BEGIN Source information

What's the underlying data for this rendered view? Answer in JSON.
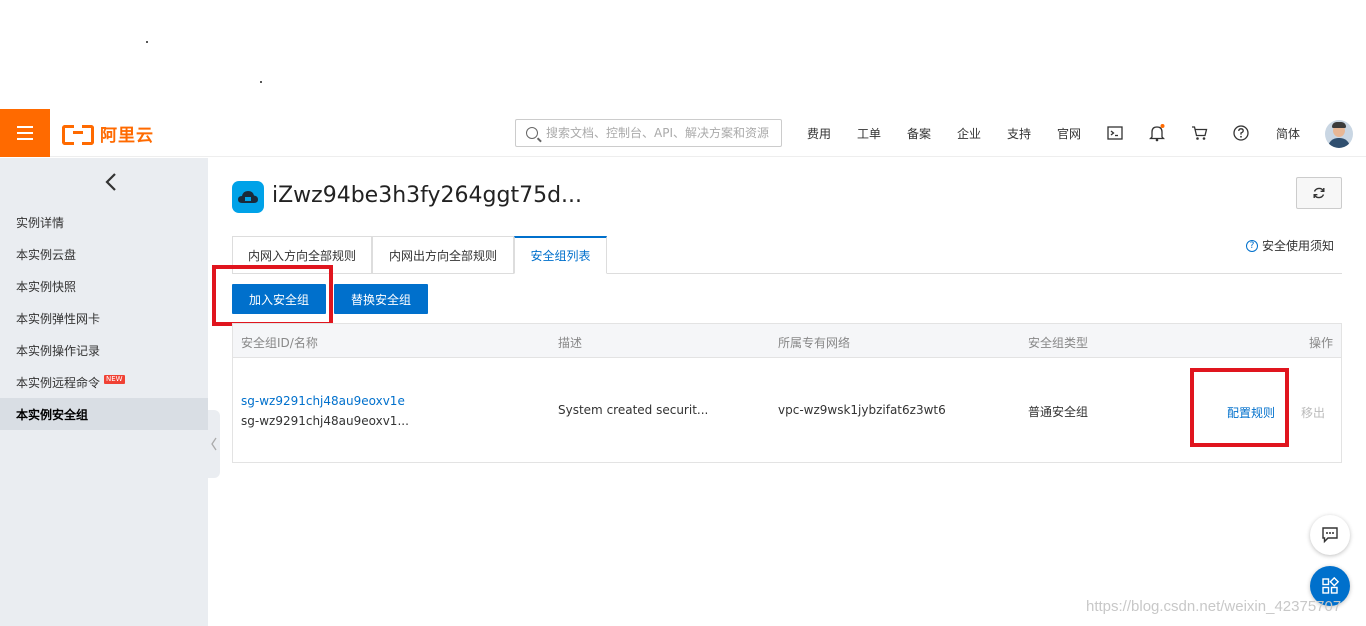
{
  "header": {
    "logo_text": "阿里云",
    "search_placeholder": "搜索文档、控制台、API、解决方案和资源",
    "nav": [
      "费用",
      "工单",
      "备案",
      "企业",
      "支持",
      "官网"
    ],
    "language": "简体",
    "icons": [
      "terminal-icon",
      "bell-icon",
      "cart-icon",
      "help-icon"
    ],
    "accent_color": "#ff6a00"
  },
  "sidebar": {
    "items": [
      {
        "label": "实例详情"
      },
      {
        "label": "本实例云盘"
      },
      {
        "label": "本实例快照"
      },
      {
        "label": "本实例弹性网卡"
      },
      {
        "label": "本实例操作记录"
      },
      {
        "label": "本实例远程命令",
        "badge": "NEW"
      },
      {
        "label": "本实例安全组",
        "active": true
      }
    ]
  },
  "main": {
    "instance_name": "iZwz94be3h3fy264ggt75d...",
    "tabs": [
      {
        "label": "内网入方向全部规则"
      },
      {
        "label": "内网出方向全部规则"
      },
      {
        "label": "安全组列表",
        "active": true
      }
    ],
    "tip_link": "安全使用须知",
    "buttons": {
      "join": "加入安全组",
      "replace": "替换安全组"
    },
    "table": {
      "headers": [
        "安全组ID/名称",
        "描述",
        "所属专有网络",
        "安全组类型",
        "操作"
      ],
      "rows": [
        {
          "id": "sg-wz9291chj48au9eoxv1e",
          "name": "sg-wz9291chj48au9eoxv1...",
          "description": "System created securit...",
          "vpc": "vpc-wz9wsk1jybzifat6z3wt6",
          "type": "普通安全组",
          "action_config": "配置规则",
          "action_remove": "移出"
        }
      ]
    }
  },
  "watermark": "https://blog.csdn.net/weixin_42375707",
  "colors": {
    "primary": "#0070cc",
    "highlight": "#e0151e",
    "sidebar_bg": "#eaedf1"
  }
}
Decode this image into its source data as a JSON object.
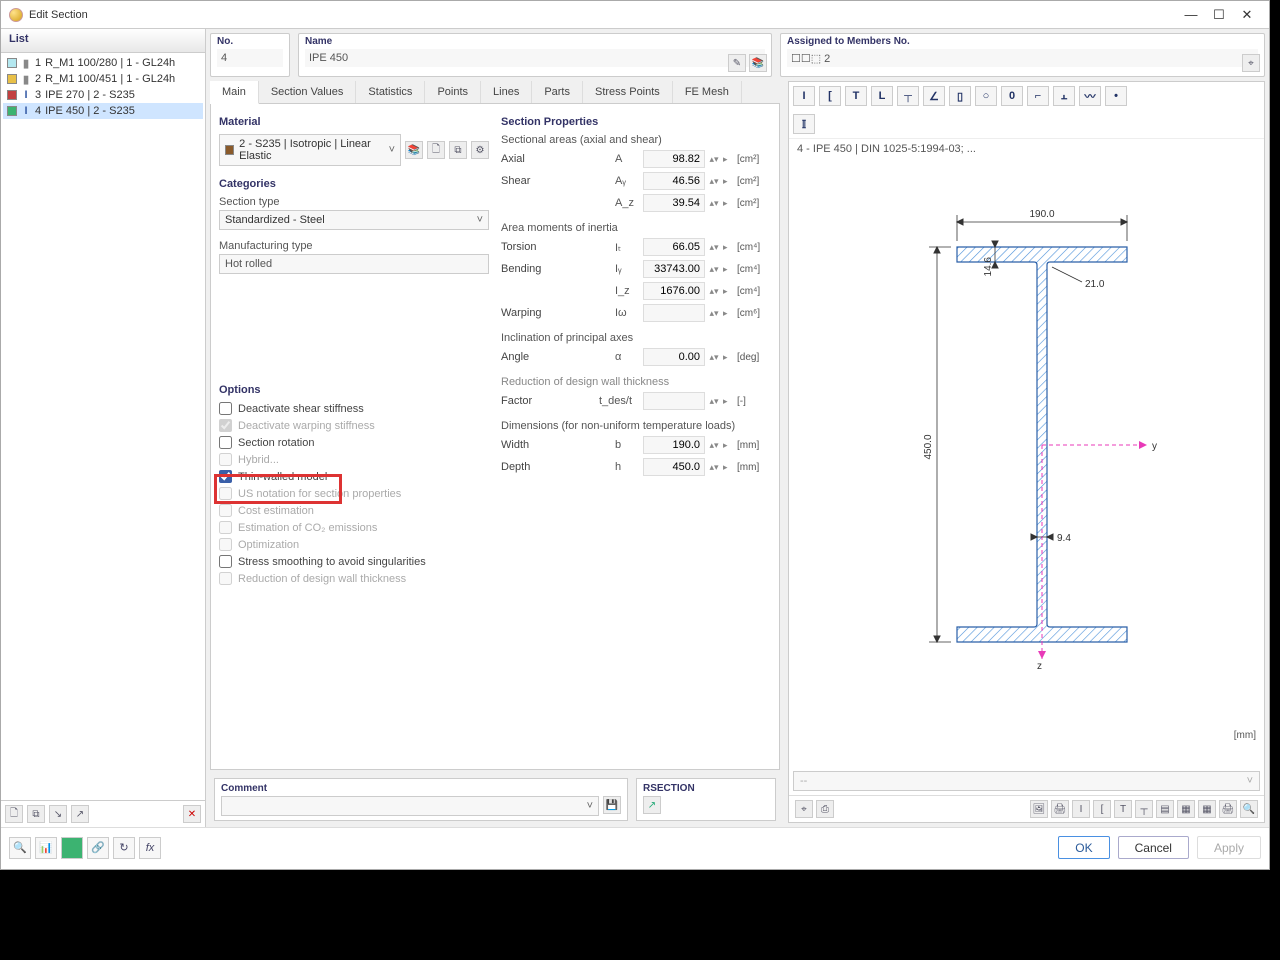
{
  "window_title": "Edit Section",
  "list_header": "List",
  "list_items": [
    {
      "num": "1",
      "text": "R_M1 100/280 | 1 - GL24h",
      "color": "#b4e8f0",
      "shape_color": "#888"
    },
    {
      "num": "2",
      "text": "R_M1 100/451 | 1 - GL24h",
      "color": "#e8c048",
      "shape_color": "#888"
    },
    {
      "num": "3",
      "text": "IPE 270 | 2 - S235",
      "color": "#c24040",
      "shape_color": "#3a5fa8"
    },
    {
      "num": "4",
      "text": "IPE 450 | 2 - S235",
      "color": "#3cb371",
      "shape_color": "#3a5fa8"
    }
  ],
  "no_label": "No.",
  "no_value": "4",
  "name_label": "Name",
  "name_value": "IPE 450",
  "assigned_label": "Assigned to Members No.",
  "assigned_value": "☐☐⬚ 2",
  "tabs": [
    "Main",
    "Section Values",
    "Statistics",
    "Points",
    "Lines",
    "Parts",
    "Stress Points",
    "FE Mesh"
  ],
  "material_header": "Material",
  "material_value": "2 - S235 | Isotropic | Linear Elastic",
  "categories_header": "Categories",
  "section_type_label": "Section type",
  "section_type_value": "Standardized - Steel",
  "manufacturing_label": "Manufacturing type",
  "manufacturing_value": "Hot rolled",
  "options_header": "Options",
  "options": {
    "o1": "Deactivate shear stiffness",
    "o2": "Deactivate warping stiffness",
    "o3": "Section rotation",
    "o4": "Hybrid...",
    "o5": "Thin-walled model",
    "o6": "US notation for section properties",
    "o7": "Cost estimation",
    "o8": "Estimation of CO₂ emissions",
    "o9": "Optimization",
    "o10": "Stress smoothing to avoid singularities",
    "o11": "Reduction of design wall thickness"
  },
  "props_header": "Section Properties",
  "sect_areas": "Sectional areas (axial and shear)",
  "axial": {
    "lbl": "Axial",
    "sym": "A",
    "val": "98.82",
    "unit": "[cm²]"
  },
  "shear_y": {
    "lbl": "Shear",
    "sym": "Aᵧ",
    "val": "46.56",
    "unit": "[cm²]"
  },
  "shear_z": {
    "lbl": "",
    "sym": "A_z",
    "val": "39.54",
    "unit": "[cm²]"
  },
  "inertia_hdr": "Area moments of inertia",
  "torsion": {
    "lbl": "Torsion",
    "sym": "Iₜ",
    "val": "66.05",
    "unit": "[cm⁴]"
  },
  "bending_y": {
    "lbl": "Bending",
    "sym": "Iᵧ",
    "val": "33743.00",
    "unit": "[cm⁴]"
  },
  "bending_z": {
    "lbl": "",
    "sym": "I_z",
    "val": "1676.00",
    "unit": "[cm⁴]"
  },
  "warping": {
    "lbl": "Warping",
    "sym": "Iω",
    "val": "",
    "unit": "[cm⁶]"
  },
  "incl_hdr": "Inclination of principal axes",
  "angle": {
    "lbl": "Angle",
    "sym": "α",
    "val": "0.00",
    "unit": "[deg]"
  },
  "reduc_hdr": "Reduction of design wall thickness",
  "factor": {
    "lbl": "Factor",
    "sym": "t_des/t",
    "val": "",
    "unit": "[-]"
  },
  "dims_hdr": "Dimensions (for non-uniform temperature loads)",
  "width": {
    "lbl": "Width",
    "sym": "b",
    "val": "190.0",
    "unit": "[mm]"
  },
  "depth": {
    "lbl": "Depth",
    "sym": "h",
    "val": "450.0",
    "unit": "[mm]"
  },
  "comment_label": "Comment",
  "rsection_label": "RSECTION",
  "preview_title": "4 - IPE 450 | DIN 1025-5:1994-03; ...",
  "preview_unit": "[mm]",
  "preview_footer_left": "--",
  "dim_width": "190.0",
  "dim_height": "450.0",
  "dim_tf": "14.6",
  "dim_r": "21.0",
  "dim_tw": "9.4",
  "axis_y": "y",
  "axis_z": "z",
  "btn_ok": "OK",
  "btn_cancel": "Cancel",
  "btn_apply": "Apply"
}
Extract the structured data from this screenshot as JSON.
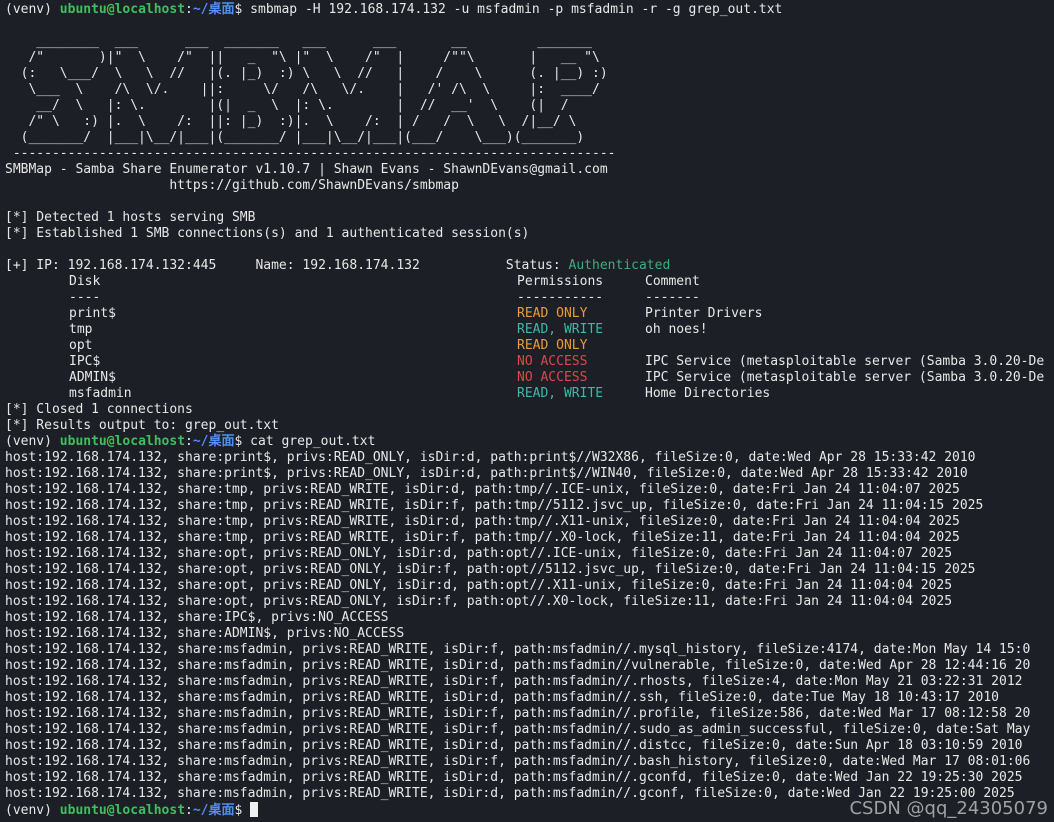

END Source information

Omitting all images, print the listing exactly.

What's the underlying data for this rendered view? Answer in JSON.
{
  "header": {
    "logo_text": "阿里云",
    "search_placeholder": "搜索文档、控制台、API、解决方案和资源",
    "nav": [
      "费用",
      "工单",
      "备案",
      "企业",
      "支持",
      "官网"
    ],
    "language": "简体",
    "icons": [
      "terminal-icon",
      "bell-icon",
      "cart-icon",
      "help-icon"
    ],
    "accent_color": "#ff6a00"
  },
  "sidebar": {
    "items": [
      {
        "label": "实例详情"
      },
      {
        "label": "本实例云盘"
      },
      {
        "label": "本实例快照"
      },
      {
        "label": "本实例弹性网卡"
      },
      {
        "label": "本实例操作记录"
      },
      {
        "label": "本实例远程命令",
        "badge": "NEW"
      },
      {
        "label": "本实例安全组",
        "active": true
      }
    ]
  },
  "main": {
    "instance_name": "iZwz94be3h3fy264ggt75d...",
    "tabs": [
      {
        "label": "内网入方向全部规则"
      },
      {
        "label": "内网出方向全部规则"
      },
      {
        "label": "安全组列表",
        "active": true
      }
    ],
    "tip_link": "安全使用须知",
    "buttons": {
      "join": "加入安全组",
      "replace": "替换安全组"
    },
    "table": {
      "headers": [
        "安全组ID/名称",
        "描述",
        "所属专有网络",
        "安全组类型",
        "操作"
      ],
      "rows": [
        {
          "id": "sg-wz9291chj48au9eoxv1e",
          "name": "sg-wz9291chj48au9eoxv1...",
          "description": "System created securit...",
          "vpc": "vpc-wz9wsk1jybzifat6z3wt6",
          "type": "普通安全组",
          "action_config": "配置规则",
          "action_remove": "移出"
        }
      ]
    }
  },
  "watermark": "https://blog.csdn.net/weixin_42375707",
  "colors": {
    "primary": "#0070cc",
    "highlight": "#e0151e",
    "sidebar_bg": "#eaedf1"
  }
}
Decode this image into its source data as a JSON object.
{
  "window_title": "Edit Section",
  "list_header": "List",
  "list_items": [
    {
      "num": "1",
      "text": "R_M1 100/280 | 1 - GL24h",
      "color": "#b4e8f0",
      "shape_color": "#888"
    },
    {
      "num": "2",
      "text": "R_M1 100/451 | 1 - GL24h",
      "color": "#e8c048",
      "shape_color": "#888"
    },
    {
      "num": "3",
      "text": "IPE 270 | 2 - S235",
      "color": "#c24040",
      "shape_color": "#3a5fa8"
    },
    {
      "num": "4",
      "text": "IPE 450 | 2 - S235",
      "color": "#3cb371",
      "shape_color": "#3a5fa8"
    }
  ],
  "no_label": "No.",
  "no_value": "4",
  "name_label": "Name",
  "name_value": "IPE 450",
  "assigned_label": "Assigned to Members No.",
  "assigned_value": "☐☐⬚ 2",
  "tabs": [
    "Main",
    "Section Values",
    "Statistics",
    "Points",
    "Lines",
    "Parts",
    "Stress Points",
    "FE Mesh"
  ],
  "material_header": "Material",
  "material_value": "2 - S235 | Isotropic | Linear Elastic",
  "categories_header": "Categories",
  "section_type_label": "Section type",
  "section_type_value": "Standardized - Steel",
  "manufacturing_label": "Manufacturing type",
  "manufacturing_value": "Hot rolled",
  "options_header": "Options",
  "options": {
    "o1": "Deactivate shear stiffness",
    "o2": "Deactivate warping stiffness",
    "o3": "Section rotation",
    "o4": "Hybrid...",
    "o5": "Thin-walled model",
    "o6": "US notation for section properties",
    "o7": "Cost estimation",
    "o8": "Estimation of CO₂ emissions",
    "o9": "Optimization",
    "o10": "Stress smoothing to avoid singularities",
    "o11": "Reduction of design wall thickness"
  },
  "props_header": "Section Properties",
  "sect_areas": "Sectional areas (axial and shear)",
  "axial": {
    "lbl": "Axial",
    "sym": "A",
    "val": "98.82",
    "unit": "[cm²]"
  },
  "shear_y": {
    "lbl": "Shear",
    "sym": "Aᵧ",
    "val": "46.56",
    "unit": "[cm²]"
  },
  "shear_z": {
    "lbl": "",
    "sym": "A_z",
    "val": "39.54",
    "unit": "[cm²]"
  },
  "inertia_hdr": "Area moments of inertia",
  "torsion": {
    "lbl": "Torsion",
    "sym": "Iₜ",
    "val": "66.05",
    "unit": "[cm⁴]"
  },
  "bending_y": {
    "lbl": "Bending",
    "sym": "Iᵧ",
    "val": "33743.00",
    "unit": "[cm⁴]"
  },
  "bending_z": {
    "lbl": "",
    "sym": "I_z",
    "val": "1676.00",
    "unit": "[cm⁴]"
  },
  "warping": {
    "lbl": "Warping",
    "sym": "Iω",
    "val": "",
    "unit": "[cm⁶]"
  },
  "incl_hdr": "Inclination of principal axes",
  "angle": {
    "lbl": "Angle",
    "sym": "α",
    "val": "0.00",
    "unit": "[deg]"
  },
  "reduc_hdr": "Reduction of design wall thickness",
  "factor": {
    "lbl": "Factor",
    "sym": "t_des/t",
    "val": "",
    "unit": "[-]"
  },
  "dims_hdr": "Dimensions (for non-uniform temperature loads)",
  "width": {
    "lbl": "Width",
    "sym": "b",
    "val": "190.0",
    "unit": "[mm]"
  },
  "depth": {
    "lbl": "Depth",
    "sym": "h",
    "val": "450.0",
    "unit": "[mm]"
  },
  "comment_label": "Comment",
  "rsection_label": "RSECTION",
  "preview_title": "4 - IPE 450 | DIN 1025-5:1994-03; ...",
  "preview_unit": "[mm]",
  "preview_footer_left": "--",
  "dim_width": "190.0",
  "dim_height": "450.0",
  "dim_tf": "14.6",
  "dim_r": "21.0",
  "dim_tw": "9.4",
  "axis_y": "y",
  "axis_z": "z",
  "btn_ok": "OK",
  "btn_cancel": "Cancel",
  "btn_apply": "Apply"
}
Extract the structured data from this screenshot as JSON.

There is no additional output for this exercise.